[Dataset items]
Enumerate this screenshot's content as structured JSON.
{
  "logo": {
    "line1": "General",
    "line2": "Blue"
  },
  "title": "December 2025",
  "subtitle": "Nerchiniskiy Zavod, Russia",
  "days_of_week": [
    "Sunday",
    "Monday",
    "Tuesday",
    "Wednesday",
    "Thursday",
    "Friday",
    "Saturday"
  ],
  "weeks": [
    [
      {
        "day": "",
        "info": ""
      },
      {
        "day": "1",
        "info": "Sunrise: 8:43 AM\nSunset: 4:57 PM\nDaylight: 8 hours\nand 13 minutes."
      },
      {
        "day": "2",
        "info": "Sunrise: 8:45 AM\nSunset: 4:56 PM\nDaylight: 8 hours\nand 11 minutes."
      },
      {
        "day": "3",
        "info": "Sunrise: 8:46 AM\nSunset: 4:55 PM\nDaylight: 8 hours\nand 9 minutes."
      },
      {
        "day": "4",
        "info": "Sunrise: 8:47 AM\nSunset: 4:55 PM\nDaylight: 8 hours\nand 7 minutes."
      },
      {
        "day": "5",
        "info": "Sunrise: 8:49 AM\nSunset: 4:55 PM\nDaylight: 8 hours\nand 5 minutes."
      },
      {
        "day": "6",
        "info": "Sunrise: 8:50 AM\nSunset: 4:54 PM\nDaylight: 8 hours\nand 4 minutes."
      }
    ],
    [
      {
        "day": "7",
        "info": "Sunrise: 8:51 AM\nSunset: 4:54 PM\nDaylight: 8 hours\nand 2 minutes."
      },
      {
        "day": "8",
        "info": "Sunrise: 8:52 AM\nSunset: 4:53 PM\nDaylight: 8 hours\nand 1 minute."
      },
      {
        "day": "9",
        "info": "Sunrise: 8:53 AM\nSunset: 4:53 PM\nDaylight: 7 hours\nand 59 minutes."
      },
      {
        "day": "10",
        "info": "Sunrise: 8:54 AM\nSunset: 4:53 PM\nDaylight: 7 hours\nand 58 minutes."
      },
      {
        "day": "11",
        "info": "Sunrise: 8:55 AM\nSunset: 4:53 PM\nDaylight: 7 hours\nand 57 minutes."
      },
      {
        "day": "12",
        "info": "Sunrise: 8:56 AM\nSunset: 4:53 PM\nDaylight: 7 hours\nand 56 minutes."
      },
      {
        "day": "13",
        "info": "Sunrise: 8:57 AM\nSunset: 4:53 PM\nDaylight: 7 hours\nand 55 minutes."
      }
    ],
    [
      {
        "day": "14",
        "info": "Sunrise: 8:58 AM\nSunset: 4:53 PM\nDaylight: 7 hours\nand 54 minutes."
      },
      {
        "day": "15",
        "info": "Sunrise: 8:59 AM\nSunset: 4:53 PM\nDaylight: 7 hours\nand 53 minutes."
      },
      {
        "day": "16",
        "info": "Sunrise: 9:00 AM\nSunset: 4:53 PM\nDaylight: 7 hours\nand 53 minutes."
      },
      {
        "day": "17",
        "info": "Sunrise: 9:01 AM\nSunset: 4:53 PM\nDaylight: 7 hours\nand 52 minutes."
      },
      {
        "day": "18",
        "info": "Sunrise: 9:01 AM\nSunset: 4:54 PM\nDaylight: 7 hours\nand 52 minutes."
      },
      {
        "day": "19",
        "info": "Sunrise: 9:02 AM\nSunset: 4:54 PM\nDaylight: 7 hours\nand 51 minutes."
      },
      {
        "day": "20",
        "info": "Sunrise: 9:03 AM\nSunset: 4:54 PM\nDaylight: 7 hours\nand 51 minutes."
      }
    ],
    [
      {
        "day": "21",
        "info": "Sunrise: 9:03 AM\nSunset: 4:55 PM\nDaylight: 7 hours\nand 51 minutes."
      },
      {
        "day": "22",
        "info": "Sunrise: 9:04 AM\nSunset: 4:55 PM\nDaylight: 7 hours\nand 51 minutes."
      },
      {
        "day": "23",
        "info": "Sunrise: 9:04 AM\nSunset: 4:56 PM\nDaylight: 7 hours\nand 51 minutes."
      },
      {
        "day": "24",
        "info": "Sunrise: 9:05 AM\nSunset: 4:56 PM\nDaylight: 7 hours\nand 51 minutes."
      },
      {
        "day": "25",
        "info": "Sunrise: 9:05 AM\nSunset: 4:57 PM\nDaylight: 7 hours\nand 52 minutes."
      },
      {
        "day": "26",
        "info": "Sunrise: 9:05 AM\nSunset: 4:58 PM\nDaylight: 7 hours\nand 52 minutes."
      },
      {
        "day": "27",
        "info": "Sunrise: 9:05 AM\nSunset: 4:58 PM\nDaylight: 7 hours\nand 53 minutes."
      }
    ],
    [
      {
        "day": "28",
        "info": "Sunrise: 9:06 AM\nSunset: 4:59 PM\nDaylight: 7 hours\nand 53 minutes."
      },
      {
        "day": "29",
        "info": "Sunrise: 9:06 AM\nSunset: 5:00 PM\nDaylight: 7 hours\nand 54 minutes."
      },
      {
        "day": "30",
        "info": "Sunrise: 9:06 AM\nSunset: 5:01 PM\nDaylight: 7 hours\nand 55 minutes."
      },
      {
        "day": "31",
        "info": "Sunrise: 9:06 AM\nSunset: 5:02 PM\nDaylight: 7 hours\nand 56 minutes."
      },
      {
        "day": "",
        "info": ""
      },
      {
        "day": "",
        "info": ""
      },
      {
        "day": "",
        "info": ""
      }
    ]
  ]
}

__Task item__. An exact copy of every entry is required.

__Reply__.
Enumerate this screenshot's content as structured JSON.
{
  "logo": {
    "line1": "General",
    "line2": "Blue"
  },
  "title": "December 2025",
  "subtitle": "Nerchiniskiy Zavod, Russia",
  "days_of_week": [
    "Sunday",
    "Monday",
    "Tuesday",
    "Wednesday",
    "Thursday",
    "Friday",
    "Saturday"
  ],
  "weeks": [
    [
      {
        "day": "",
        "info": ""
      },
      {
        "day": "1",
        "info": "Sunrise: 8:43 AM\nSunset: 4:57 PM\nDaylight: 8 hours\nand 13 minutes."
      },
      {
        "day": "2",
        "info": "Sunrise: 8:45 AM\nSunset: 4:56 PM\nDaylight: 8 hours\nand 11 minutes."
      },
      {
        "day": "3",
        "info": "Sunrise: 8:46 AM\nSunset: 4:55 PM\nDaylight: 8 hours\nand 9 minutes."
      },
      {
        "day": "4",
        "info": "Sunrise: 8:47 AM\nSunset: 4:55 PM\nDaylight: 8 hours\nand 7 minutes."
      },
      {
        "day": "5",
        "info": "Sunrise: 8:49 AM\nSunset: 4:55 PM\nDaylight: 8 hours\nand 5 minutes."
      },
      {
        "day": "6",
        "info": "Sunrise: 8:50 AM\nSunset: 4:54 PM\nDaylight: 8 hours\nand 4 minutes."
      }
    ],
    [
      {
        "day": "7",
        "info": "Sunrise: 8:51 AM\nSunset: 4:54 PM\nDaylight: 8 hours\nand 2 minutes."
      },
      {
        "day": "8",
        "info": "Sunrise: 8:52 AM\nSunset: 4:53 PM\nDaylight: 8 hours\nand 1 minute."
      },
      {
        "day": "9",
        "info": "Sunrise: 8:53 AM\nSunset: 4:53 PM\nDaylight: 7 hours\nand 59 minutes."
      },
      {
        "day": "10",
        "info": "Sunrise: 8:54 AM\nSunset: 4:53 PM\nDaylight: 7 hours\nand 58 minutes."
      },
      {
        "day": "11",
        "info": "Sunrise: 8:55 AM\nSunset: 4:53 PM\nDaylight: 7 hours\nand 57 minutes."
      },
      {
        "day": "12",
        "info": "Sunrise: 8:56 AM\nSunset: 4:53 PM\nDaylight: 7 hours\nand 56 minutes."
      },
      {
        "day": "13",
        "info": "Sunrise: 8:57 AM\nSunset: 4:53 PM\nDaylight: 7 hours\nand 55 minutes."
      }
    ],
    [
      {
        "day": "14",
        "info": "Sunrise: 8:58 AM\nSunset: 4:53 PM\nDaylight: 7 hours\nand 54 minutes."
      },
      {
        "day": "15",
        "info": "Sunrise: 8:59 AM\nSunset: 4:53 PM\nDaylight: 7 hours\nand 53 minutes."
      },
      {
        "day": "16",
        "info": "Sunrise: 9:00 AM\nSunset: 4:53 PM\nDaylight: 7 hours\nand 53 minutes."
      },
      {
        "day": "17",
        "info": "Sunrise: 9:01 AM\nSunset: 4:53 PM\nDaylight: 7 hours\nand 52 minutes."
      },
      {
        "day": "18",
        "info": "Sunrise: 9:01 AM\nSunset: 4:54 PM\nDaylight: 7 hours\nand 52 minutes."
      },
      {
        "day": "19",
        "info": "Sunrise: 9:02 AM\nSunset: 4:54 PM\nDaylight: 7 hours\nand 51 minutes."
      },
      {
        "day": "20",
        "info": "Sunrise: 9:03 AM\nSunset: 4:54 PM\nDaylight: 7 hours\nand 51 minutes."
      }
    ],
    [
      {
        "day": "21",
        "info": "Sunrise: 9:03 AM\nSunset: 4:55 PM\nDaylight: 7 hours\nand 51 minutes."
      },
      {
        "day": "22",
        "info": "Sunrise: 9:04 AM\nSunset: 4:55 PM\nDaylight: 7 hours\nand 51 minutes."
      },
      {
        "day": "23",
        "info": "Sunrise: 9:04 AM\nSunset: 4:56 PM\nDaylight: 7 hours\nand 51 minutes."
      },
      {
        "day": "24",
        "info": "Sunrise: 9:05 AM\nSunset: 4:56 PM\nDaylight: 7 hours\nand 51 minutes."
      },
      {
        "day": "25",
        "info": "Sunrise: 9:05 AM\nSunset: 4:57 PM\nDaylight: 7 hours\nand 52 minutes."
      },
      {
        "day": "26",
        "info": "Sunrise: 9:05 AM\nSunset: 4:58 PM\nDaylight: 7 hours\nand 52 minutes."
      },
      {
        "day": "27",
        "info": "Sunrise: 9:05 AM\nSunset: 4:58 PM\nDaylight: 7 hours\nand 53 minutes."
      }
    ],
    [
      {
        "day": "28",
        "info": "Sunrise: 9:06 AM\nSunset: 4:59 PM\nDaylight: 7 hours\nand 53 minutes."
      },
      {
        "day": "29",
        "info": "Sunrise: 9:06 AM\nSunset: 5:00 PM\nDaylight: 7 hours\nand 54 minutes."
      },
      {
        "day": "30",
        "info": "Sunrise: 9:06 AM\nSunset: 5:01 PM\nDaylight: 7 hours\nand 55 minutes."
      },
      {
        "day": "31",
        "info": "Sunrise: 9:06 AM\nSunset: 5:02 PM\nDaylight: 7 hours\nand 56 minutes."
      },
      {
        "day": "",
        "info": ""
      },
      {
        "day": "",
        "info": ""
      },
      {
        "day": "",
        "info": ""
      }
    ]
  ]
}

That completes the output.